In these records, how many lines contain "thresholds"? Please reply with the number only.
_ _ _ _ _
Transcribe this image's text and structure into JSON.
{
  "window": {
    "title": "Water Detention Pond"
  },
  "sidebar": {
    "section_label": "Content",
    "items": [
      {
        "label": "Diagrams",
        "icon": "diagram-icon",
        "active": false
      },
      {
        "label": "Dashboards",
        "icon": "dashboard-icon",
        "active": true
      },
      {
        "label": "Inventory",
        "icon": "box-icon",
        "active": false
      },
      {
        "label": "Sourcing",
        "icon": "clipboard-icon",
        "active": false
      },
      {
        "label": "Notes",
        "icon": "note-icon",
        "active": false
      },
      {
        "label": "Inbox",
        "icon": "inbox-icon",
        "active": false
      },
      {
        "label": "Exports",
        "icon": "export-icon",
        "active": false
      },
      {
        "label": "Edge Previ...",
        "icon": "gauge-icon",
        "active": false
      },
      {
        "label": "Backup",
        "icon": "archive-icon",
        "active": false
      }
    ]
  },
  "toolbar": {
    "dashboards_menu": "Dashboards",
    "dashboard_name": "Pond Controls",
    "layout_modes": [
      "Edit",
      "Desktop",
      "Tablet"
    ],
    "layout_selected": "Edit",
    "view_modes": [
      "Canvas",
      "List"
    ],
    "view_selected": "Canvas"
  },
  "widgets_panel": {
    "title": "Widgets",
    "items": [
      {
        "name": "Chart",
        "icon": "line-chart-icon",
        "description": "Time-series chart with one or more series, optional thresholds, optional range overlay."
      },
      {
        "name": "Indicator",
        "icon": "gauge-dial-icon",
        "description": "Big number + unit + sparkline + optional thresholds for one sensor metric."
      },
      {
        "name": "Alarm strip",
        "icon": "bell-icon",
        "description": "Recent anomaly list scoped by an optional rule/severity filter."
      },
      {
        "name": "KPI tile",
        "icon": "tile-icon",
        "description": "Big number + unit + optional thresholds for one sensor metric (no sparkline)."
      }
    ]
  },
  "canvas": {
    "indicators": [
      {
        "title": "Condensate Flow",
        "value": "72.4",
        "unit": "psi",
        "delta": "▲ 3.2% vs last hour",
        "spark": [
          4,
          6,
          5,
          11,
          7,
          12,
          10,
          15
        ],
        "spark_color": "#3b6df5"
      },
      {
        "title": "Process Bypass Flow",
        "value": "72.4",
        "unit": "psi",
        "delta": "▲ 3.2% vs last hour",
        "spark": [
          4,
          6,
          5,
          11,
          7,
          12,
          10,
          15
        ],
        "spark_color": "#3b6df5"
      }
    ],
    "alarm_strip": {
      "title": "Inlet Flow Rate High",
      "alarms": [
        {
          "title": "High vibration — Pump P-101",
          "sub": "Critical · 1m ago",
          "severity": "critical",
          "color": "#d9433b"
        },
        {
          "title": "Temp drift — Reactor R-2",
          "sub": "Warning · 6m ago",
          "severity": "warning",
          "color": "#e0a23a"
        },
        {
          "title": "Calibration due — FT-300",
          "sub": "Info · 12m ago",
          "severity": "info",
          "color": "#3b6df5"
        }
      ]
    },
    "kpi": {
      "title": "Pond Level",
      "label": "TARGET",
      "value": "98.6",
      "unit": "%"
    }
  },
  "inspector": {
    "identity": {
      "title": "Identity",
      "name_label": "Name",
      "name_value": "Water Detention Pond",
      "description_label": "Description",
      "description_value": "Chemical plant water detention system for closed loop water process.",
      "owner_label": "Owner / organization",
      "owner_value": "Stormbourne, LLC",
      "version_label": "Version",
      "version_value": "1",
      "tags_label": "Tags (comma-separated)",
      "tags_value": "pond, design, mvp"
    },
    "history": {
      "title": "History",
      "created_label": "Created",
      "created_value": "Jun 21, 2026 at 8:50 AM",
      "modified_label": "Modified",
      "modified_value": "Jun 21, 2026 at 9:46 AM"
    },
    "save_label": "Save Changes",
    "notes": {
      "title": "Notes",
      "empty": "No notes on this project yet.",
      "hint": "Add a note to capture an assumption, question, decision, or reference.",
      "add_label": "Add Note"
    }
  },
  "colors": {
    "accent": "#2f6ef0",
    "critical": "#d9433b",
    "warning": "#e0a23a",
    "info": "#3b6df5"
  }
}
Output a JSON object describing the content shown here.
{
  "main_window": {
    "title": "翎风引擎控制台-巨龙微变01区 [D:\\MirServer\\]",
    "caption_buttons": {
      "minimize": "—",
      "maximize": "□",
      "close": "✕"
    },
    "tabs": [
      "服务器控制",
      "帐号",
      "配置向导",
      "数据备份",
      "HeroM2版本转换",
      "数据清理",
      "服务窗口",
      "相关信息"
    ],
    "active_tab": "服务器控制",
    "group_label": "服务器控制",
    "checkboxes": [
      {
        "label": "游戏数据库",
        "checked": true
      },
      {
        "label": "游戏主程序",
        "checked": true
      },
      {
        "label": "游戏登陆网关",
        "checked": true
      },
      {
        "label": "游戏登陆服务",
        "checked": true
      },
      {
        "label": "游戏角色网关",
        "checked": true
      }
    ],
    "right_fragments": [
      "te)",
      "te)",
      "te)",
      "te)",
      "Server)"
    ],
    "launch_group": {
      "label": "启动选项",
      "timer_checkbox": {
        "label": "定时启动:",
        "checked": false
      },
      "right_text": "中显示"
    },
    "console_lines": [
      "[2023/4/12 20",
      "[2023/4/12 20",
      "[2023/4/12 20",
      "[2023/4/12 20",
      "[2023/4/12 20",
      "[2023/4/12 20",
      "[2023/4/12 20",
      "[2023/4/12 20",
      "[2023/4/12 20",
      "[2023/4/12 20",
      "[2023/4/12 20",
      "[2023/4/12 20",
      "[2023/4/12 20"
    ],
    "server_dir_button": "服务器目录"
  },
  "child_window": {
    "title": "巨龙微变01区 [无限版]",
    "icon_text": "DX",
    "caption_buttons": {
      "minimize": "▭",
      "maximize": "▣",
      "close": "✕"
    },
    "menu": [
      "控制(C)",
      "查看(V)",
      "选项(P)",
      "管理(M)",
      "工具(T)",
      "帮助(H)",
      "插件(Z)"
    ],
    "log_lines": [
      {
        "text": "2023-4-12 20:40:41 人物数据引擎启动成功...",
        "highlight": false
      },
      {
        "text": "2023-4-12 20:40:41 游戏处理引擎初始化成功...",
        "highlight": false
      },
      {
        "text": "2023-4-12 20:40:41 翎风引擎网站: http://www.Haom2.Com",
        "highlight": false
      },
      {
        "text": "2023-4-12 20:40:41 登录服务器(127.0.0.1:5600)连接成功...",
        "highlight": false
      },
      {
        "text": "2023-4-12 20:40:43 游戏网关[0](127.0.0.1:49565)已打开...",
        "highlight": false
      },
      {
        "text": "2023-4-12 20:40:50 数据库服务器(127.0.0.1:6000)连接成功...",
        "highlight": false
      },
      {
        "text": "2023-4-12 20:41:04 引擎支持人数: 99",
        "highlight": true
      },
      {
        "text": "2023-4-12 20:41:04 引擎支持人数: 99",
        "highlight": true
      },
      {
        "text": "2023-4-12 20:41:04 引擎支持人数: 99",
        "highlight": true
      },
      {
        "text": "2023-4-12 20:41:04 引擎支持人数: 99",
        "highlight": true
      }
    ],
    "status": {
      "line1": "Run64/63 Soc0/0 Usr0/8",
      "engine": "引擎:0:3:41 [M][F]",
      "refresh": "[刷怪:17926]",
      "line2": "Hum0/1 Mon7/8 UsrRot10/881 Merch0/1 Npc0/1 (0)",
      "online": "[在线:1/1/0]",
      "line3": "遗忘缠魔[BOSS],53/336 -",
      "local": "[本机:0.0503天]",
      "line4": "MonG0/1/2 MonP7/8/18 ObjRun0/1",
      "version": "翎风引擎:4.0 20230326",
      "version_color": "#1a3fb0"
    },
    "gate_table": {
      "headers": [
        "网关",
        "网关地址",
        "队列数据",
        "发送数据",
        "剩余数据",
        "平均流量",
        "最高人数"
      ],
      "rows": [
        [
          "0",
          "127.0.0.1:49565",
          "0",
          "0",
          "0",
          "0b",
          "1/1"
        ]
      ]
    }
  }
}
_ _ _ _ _
SOLUTION TO THIS EXERCISE
3